:: Requirement ::
Repeat the entries exactly but omit the pictures.

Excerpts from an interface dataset
:::
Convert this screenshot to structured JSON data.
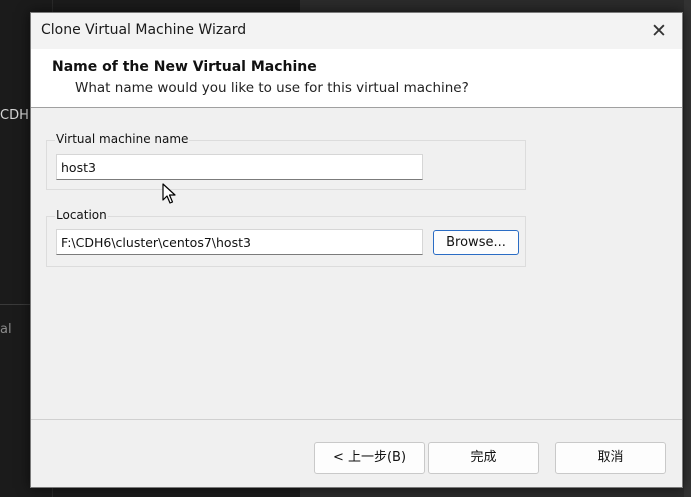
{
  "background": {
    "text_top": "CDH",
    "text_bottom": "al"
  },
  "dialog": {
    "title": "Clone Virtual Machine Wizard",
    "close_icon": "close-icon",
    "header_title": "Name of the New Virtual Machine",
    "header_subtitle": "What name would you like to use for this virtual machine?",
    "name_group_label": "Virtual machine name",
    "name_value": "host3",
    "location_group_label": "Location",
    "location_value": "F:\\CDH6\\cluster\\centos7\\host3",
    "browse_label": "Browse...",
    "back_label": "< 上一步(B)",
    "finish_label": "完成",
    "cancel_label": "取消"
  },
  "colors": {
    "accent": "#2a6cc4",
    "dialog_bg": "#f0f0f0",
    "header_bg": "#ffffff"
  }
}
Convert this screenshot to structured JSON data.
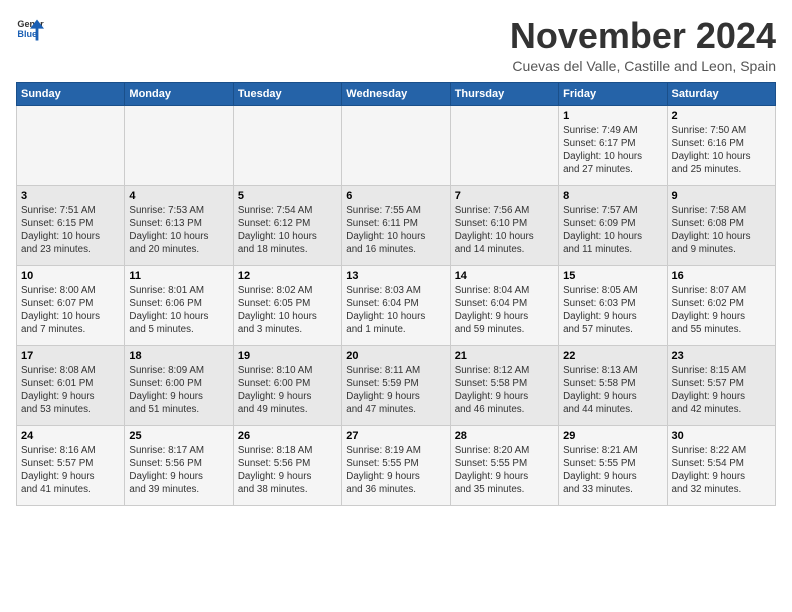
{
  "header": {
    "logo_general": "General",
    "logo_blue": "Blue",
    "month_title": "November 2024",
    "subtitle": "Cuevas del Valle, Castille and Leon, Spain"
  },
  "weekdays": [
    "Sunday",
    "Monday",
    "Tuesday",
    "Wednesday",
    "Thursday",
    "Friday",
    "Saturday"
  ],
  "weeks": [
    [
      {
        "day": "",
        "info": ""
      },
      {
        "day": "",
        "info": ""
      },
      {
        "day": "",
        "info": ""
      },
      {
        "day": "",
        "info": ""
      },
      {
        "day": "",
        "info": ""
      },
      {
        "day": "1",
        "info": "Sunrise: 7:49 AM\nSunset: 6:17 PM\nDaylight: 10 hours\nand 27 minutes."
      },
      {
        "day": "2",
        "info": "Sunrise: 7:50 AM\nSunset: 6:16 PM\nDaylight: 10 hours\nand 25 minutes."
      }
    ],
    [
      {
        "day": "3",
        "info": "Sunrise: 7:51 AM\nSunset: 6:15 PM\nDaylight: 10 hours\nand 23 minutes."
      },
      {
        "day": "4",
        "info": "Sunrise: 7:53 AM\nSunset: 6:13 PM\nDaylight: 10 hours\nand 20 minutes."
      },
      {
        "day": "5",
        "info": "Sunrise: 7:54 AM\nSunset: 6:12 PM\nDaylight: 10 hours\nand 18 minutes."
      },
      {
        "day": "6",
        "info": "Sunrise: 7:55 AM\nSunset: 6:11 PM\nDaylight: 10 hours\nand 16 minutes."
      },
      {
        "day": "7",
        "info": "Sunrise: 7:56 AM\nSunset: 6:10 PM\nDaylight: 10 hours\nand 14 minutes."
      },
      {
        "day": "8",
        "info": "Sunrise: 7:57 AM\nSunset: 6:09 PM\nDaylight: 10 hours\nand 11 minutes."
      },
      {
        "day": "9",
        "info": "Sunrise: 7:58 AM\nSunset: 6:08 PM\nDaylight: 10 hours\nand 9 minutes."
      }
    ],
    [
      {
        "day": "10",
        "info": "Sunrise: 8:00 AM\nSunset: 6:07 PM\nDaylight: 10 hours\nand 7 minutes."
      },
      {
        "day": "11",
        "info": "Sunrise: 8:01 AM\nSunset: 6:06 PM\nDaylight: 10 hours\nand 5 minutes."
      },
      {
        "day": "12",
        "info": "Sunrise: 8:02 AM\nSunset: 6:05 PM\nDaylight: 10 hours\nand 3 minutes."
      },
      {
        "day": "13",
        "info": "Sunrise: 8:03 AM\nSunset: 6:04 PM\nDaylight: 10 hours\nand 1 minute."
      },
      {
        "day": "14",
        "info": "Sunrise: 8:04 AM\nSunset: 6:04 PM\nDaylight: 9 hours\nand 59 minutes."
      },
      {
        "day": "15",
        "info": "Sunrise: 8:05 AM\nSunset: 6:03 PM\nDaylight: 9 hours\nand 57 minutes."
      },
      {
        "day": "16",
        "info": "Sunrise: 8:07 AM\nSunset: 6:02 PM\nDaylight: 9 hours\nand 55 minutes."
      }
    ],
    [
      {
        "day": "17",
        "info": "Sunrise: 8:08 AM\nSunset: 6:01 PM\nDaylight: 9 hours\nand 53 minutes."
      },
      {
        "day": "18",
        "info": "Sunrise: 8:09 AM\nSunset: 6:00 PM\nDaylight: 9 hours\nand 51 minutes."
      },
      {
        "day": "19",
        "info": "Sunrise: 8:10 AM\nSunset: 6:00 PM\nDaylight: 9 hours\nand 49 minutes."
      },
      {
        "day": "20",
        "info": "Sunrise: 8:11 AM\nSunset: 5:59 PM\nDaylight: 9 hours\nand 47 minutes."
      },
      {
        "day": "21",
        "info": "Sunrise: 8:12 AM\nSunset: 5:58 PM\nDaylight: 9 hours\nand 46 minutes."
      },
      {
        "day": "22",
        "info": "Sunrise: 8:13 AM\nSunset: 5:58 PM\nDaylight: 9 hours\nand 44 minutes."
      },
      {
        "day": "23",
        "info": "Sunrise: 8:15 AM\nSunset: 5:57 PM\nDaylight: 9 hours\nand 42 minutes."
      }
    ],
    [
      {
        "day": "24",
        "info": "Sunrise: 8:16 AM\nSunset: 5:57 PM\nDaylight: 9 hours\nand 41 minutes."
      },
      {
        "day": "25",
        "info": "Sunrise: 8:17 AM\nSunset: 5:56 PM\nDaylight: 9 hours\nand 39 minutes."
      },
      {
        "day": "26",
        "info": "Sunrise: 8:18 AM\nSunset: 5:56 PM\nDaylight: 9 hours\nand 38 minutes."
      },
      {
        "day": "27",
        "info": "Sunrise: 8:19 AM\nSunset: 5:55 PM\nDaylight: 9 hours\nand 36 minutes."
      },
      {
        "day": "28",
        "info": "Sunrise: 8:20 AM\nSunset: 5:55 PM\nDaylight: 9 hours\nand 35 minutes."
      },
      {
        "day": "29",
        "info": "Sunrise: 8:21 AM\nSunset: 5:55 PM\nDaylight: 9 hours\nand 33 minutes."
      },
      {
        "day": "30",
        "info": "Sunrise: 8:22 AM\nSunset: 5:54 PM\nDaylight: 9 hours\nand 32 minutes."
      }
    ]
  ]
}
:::
:: Answer space ::
Convert this screenshot to structured JSON data.
{
  "background": {
    "text_top": "CDH",
    "text_bottom": "al"
  },
  "dialog": {
    "title": "Clone Virtual Machine Wizard",
    "close_icon": "close-icon",
    "header_title": "Name of the New Virtual Machine",
    "header_subtitle": "What name would you like to use for this virtual machine?",
    "name_group_label": "Virtual machine name",
    "name_value": "host3",
    "location_group_label": "Location",
    "location_value": "F:\\CDH6\\cluster\\centos7\\host3",
    "browse_label": "Browse...",
    "back_label": "< 上一步(B)",
    "finish_label": "完成",
    "cancel_label": "取消"
  },
  "colors": {
    "accent": "#2a6cc4",
    "dialog_bg": "#f0f0f0",
    "header_bg": "#ffffff"
  }
}
Convert this screenshot to structured JSON data.
{
  "header": {
    "logo_general": "General",
    "logo_blue": "Blue",
    "month_title": "November 2024",
    "subtitle": "Cuevas del Valle, Castille and Leon, Spain"
  },
  "weekdays": [
    "Sunday",
    "Monday",
    "Tuesday",
    "Wednesday",
    "Thursday",
    "Friday",
    "Saturday"
  ],
  "weeks": [
    [
      {
        "day": "",
        "info": ""
      },
      {
        "day": "",
        "info": ""
      },
      {
        "day": "",
        "info": ""
      },
      {
        "day": "",
        "info": ""
      },
      {
        "day": "",
        "info": ""
      },
      {
        "day": "1",
        "info": "Sunrise: 7:49 AM\nSunset: 6:17 PM\nDaylight: 10 hours\nand 27 minutes."
      },
      {
        "day": "2",
        "info": "Sunrise: 7:50 AM\nSunset: 6:16 PM\nDaylight: 10 hours\nand 25 minutes."
      }
    ],
    [
      {
        "day": "3",
        "info": "Sunrise: 7:51 AM\nSunset: 6:15 PM\nDaylight: 10 hours\nand 23 minutes."
      },
      {
        "day": "4",
        "info": "Sunrise: 7:53 AM\nSunset: 6:13 PM\nDaylight: 10 hours\nand 20 minutes."
      },
      {
        "day": "5",
        "info": "Sunrise: 7:54 AM\nSunset: 6:12 PM\nDaylight: 10 hours\nand 18 minutes."
      },
      {
        "day": "6",
        "info": "Sunrise: 7:55 AM\nSunset: 6:11 PM\nDaylight: 10 hours\nand 16 minutes."
      },
      {
        "day": "7",
        "info": "Sunrise: 7:56 AM\nSunset: 6:10 PM\nDaylight: 10 hours\nand 14 minutes."
      },
      {
        "day": "8",
        "info": "Sunrise: 7:57 AM\nSunset: 6:09 PM\nDaylight: 10 hours\nand 11 minutes."
      },
      {
        "day": "9",
        "info": "Sunrise: 7:58 AM\nSunset: 6:08 PM\nDaylight: 10 hours\nand 9 minutes."
      }
    ],
    [
      {
        "day": "10",
        "info": "Sunrise: 8:00 AM\nSunset: 6:07 PM\nDaylight: 10 hours\nand 7 minutes."
      },
      {
        "day": "11",
        "info": "Sunrise: 8:01 AM\nSunset: 6:06 PM\nDaylight: 10 hours\nand 5 minutes."
      },
      {
        "day": "12",
        "info": "Sunrise: 8:02 AM\nSunset: 6:05 PM\nDaylight: 10 hours\nand 3 minutes."
      },
      {
        "day": "13",
        "info": "Sunrise: 8:03 AM\nSunset: 6:04 PM\nDaylight: 10 hours\nand 1 minute."
      },
      {
        "day": "14",
        "info": "Sunrise: 8:04 AM\nSunset: 6:04 PM\nDaylight: 9 hours\nand 59 minutes."
      },
      {
        "day": "15",
        "info": "Sunrise: 8:05 AM\nSunset: 6:03 PM\nDaylight: 9 hours\nand 57 minutes."
      },
      {
        "day": "16",
        "info": "Sunrise: 8:07 AM\nSunset: 6:02 PM\nDaylight: 9 hours\nand 55 minutes."
      }
    ],
    [
      {
        "day": "17",
        "info": "Sunrise: 8:08 AM\nSunset: 6:01 PM\nDaylight: 9 hours\nand 53 minutes."
      },
      {
        "day": "18",
        "info": "Sunrise: 8:09 AM\nSunset: 6:00 PM\nDaylight: 9 hours\nand 51 minutes."
      },
      {
        "day": "19",
        "info": "Sunrise: 8:10 AM\nSunset: 6:00 PM\nDaylight: 9 hours\nand 49 minutes."
      },
      {
        "day": "20",
        "info": "Sunrise: 8:11 AM\nSunset: 5:59 PM\nDaylight: 9 hours\nand 47 minutes."
      },
      {
        "day": "21",
        "info": "Sunrise: 8:12 AM\nSunset: 5:58 PM\nDaylight: 9 hours\nand 46 minutes."
      },
      {
        "day": "22",
        "info": "Sunrise: 8:13 AM\nSunset: 5:58 PM\nDaylight: 9 hours\nand 44 minutes."
      },
      {
        "day": "23",
        "info": "Sunrise: 8:15 AM\nSunset: 5:57 PM\nDaylight: 9 hours\nand 42 minutes."
      }
    ],
    [
      {
        "day": "24",
        "info": "Sunrise: 8:16 AM\nSunset: 5:57 PM\nDaylight: 9 hours\nand 41 minutes."
      },
      {
        "day": "25",
        "info": "Sunrise: 8:17 AM\nSunset: 5:56 PM\nDaylight: 9 hours\nand 39 minutes."
      },
      {
        "day": "26",
        "info": "Sunrise: 8:18 AM\nSunset: 5:56 PM\nDaylight: 9 hours\nand 38 minutes."
      },
      {
        "day": "27",
        "info": "Sunrise: 8:19 AM\nSunset: 5:55 PM\nDaylight: 9 hours\nand 36 minutes."
      },
      {
        "day": "28",
        "info": "Sunrise: 8:20 AM\nSunset: 5:55 PM\nDaylight: 9 hours\nand 35 minutes."
      },
      {
        "day": "29",
        "info": "Sunrise: 8:21 AM\nSunset: 5:55 PM\nDaylight: 9 hours\nand 33 minutes."
      },
      {
        "day": "30",
        "info": "Sunrise: 8:22 AM\nSunset: 5:54 PM\nDaylight: 9 hours\nand 32 minutes."
      }
    ]
  ]
}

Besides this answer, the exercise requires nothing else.